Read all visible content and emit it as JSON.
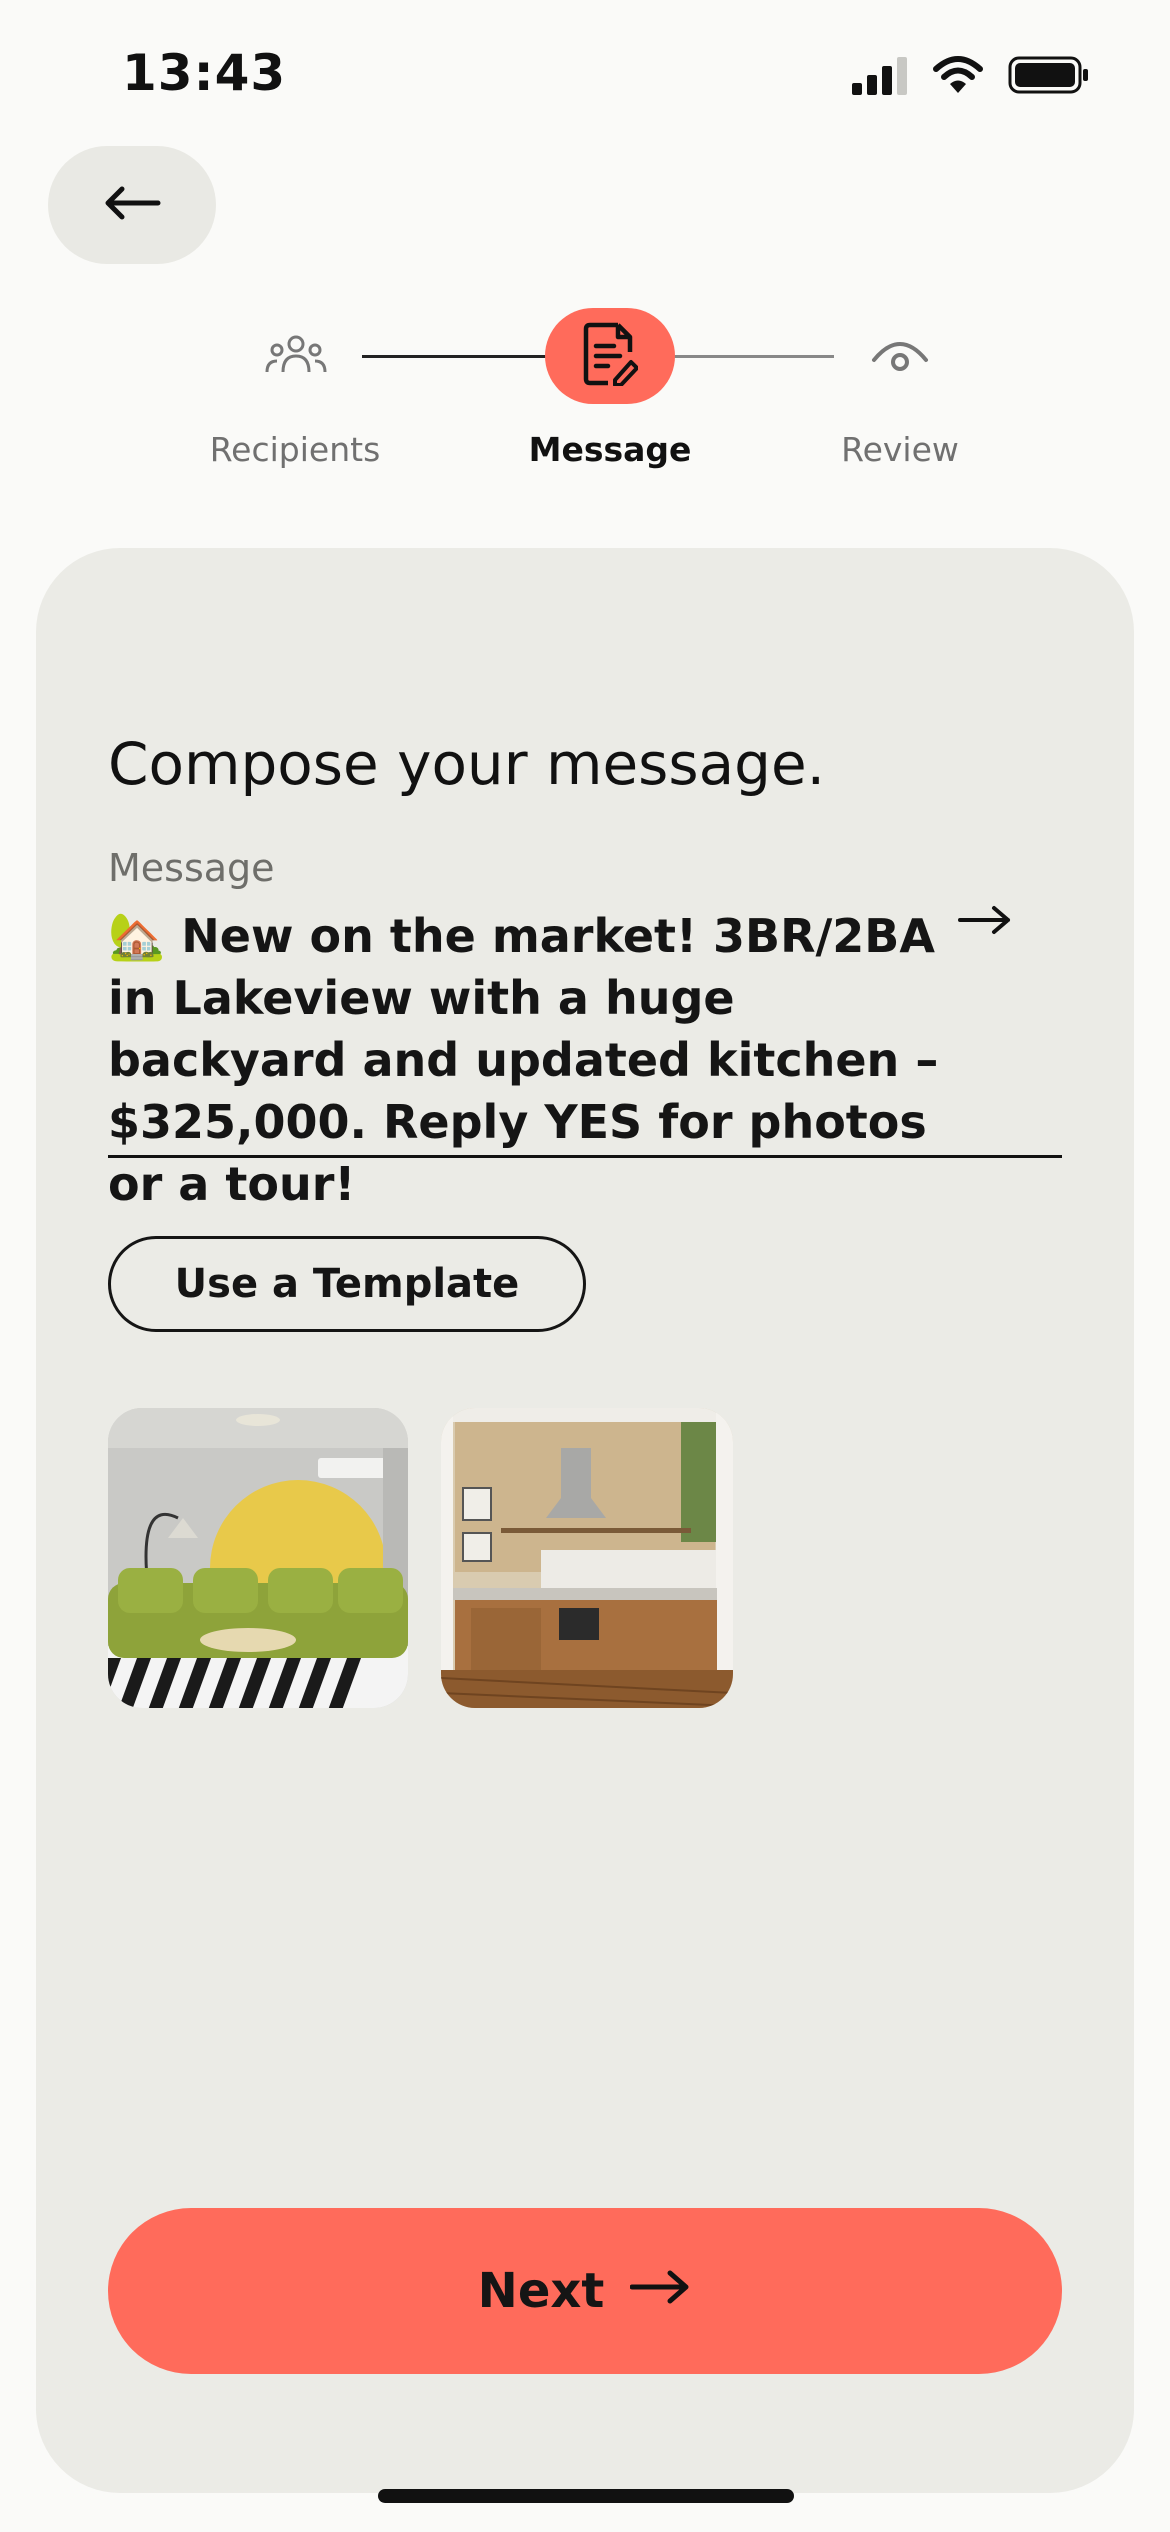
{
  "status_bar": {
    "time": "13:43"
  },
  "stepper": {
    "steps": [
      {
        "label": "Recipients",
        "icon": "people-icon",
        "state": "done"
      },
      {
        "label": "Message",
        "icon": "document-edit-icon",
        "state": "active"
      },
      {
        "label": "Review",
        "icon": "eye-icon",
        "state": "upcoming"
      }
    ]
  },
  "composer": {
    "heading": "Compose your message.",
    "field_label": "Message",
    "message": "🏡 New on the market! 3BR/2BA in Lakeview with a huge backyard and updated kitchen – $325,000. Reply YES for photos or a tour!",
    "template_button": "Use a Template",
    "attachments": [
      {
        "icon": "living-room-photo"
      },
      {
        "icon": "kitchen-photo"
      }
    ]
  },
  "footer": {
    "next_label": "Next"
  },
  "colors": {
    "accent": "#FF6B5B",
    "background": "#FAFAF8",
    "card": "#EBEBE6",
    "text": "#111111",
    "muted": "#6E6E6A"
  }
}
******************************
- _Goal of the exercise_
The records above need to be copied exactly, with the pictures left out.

- _Output_
Read all visible content and emit it as JSON.
{
  "status_bar": {
    "time": "13:43"
  },
  "stepper": {
    "steps": [
      {
        "label": "Recipients",
        "icon": "people-icon",
        "state": "done"
      },
      {
        "label": "Message",
        "icon": "document-edit-icon",
        "state": "active"
      },
      {
        "label": "Review",
        "icon": "eye-icon",
        "state": "upcoming"
      }
    ]
  },
  "composer": {
    "heading": "Compose your message.",
    "field_label": "Message",
    "message": "🏡 New on the market! 3BR/2BA in Lakeview with a huge backyard and updated kitchen – $325,000. Reply YES for photos or a tour!",
    "template_button": "Use a Template",
    "attachments": [
      {
        "icon": "living-room-photo"
      },
      {
        "icon": "kitchen-photo"
      }
    ]
  },
  "footer": {
    "next_label": "Next"
  },
  "colors": {
    "accent": "#FF6B5B",
    "background": "#FAFAF8",
    "card": "#EBEBE6",
    "text": "#111111",
    "muted": "#6E6E6A"
  }
}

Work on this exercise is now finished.